▶ _MATERIAL SUPPLIED_
****
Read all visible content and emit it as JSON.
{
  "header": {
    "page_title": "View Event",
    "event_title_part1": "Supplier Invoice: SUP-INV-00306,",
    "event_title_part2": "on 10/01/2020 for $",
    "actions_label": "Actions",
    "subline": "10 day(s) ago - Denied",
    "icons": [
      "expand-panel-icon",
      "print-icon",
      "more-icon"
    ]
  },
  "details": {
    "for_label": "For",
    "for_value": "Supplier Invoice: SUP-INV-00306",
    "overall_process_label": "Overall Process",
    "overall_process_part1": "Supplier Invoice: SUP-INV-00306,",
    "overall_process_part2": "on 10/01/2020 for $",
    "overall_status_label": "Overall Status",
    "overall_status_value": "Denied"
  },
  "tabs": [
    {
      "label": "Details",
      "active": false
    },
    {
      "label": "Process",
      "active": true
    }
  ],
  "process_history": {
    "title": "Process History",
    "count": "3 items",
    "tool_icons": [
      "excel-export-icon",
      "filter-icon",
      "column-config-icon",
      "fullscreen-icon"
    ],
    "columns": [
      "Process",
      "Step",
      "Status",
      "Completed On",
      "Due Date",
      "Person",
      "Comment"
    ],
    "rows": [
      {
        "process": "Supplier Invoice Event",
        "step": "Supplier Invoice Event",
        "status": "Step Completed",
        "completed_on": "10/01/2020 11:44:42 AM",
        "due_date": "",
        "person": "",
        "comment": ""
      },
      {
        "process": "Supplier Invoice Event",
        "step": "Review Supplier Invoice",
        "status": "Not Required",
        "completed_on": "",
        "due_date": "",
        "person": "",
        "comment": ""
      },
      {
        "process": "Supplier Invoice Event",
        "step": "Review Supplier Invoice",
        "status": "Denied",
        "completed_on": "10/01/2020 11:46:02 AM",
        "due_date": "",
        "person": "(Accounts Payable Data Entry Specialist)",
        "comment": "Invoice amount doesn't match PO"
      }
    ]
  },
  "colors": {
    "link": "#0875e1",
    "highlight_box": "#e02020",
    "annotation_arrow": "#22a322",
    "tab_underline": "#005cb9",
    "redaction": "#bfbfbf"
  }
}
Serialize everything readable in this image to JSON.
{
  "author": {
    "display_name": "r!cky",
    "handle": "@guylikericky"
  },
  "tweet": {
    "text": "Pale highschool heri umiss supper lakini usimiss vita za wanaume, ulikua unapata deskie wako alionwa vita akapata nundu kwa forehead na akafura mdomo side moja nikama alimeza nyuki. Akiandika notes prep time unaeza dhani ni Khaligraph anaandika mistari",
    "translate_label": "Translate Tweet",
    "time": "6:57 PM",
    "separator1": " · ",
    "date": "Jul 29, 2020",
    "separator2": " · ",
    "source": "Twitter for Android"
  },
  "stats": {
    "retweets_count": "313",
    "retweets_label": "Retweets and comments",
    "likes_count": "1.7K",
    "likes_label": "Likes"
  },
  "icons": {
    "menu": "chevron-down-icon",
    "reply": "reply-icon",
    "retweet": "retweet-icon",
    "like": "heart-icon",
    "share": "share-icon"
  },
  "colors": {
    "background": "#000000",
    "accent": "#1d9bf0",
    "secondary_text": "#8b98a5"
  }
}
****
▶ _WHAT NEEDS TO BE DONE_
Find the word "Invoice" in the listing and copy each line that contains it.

▶ _WRITTEN ANSWER_
    "event_title_part1": "Supplier Invoice: SUP-INV-00306,",
    "for_value": "Supplier Invoice: SUP-INV-00306",
    "overall_process_part1": "Supplier Invoice: SUP-INV-00306,",
        "process": "Supplier Invoice Event",
        "step": "Supplier Invoice Event",
        "process": "Supplier Invoice Event",
        "step": "Review Supplier Invoice",
        "process": "Supplier Invoice Event",
        "step": "Review Supplier Invoice",
        "comment": "Invoice amount doesn't match PO"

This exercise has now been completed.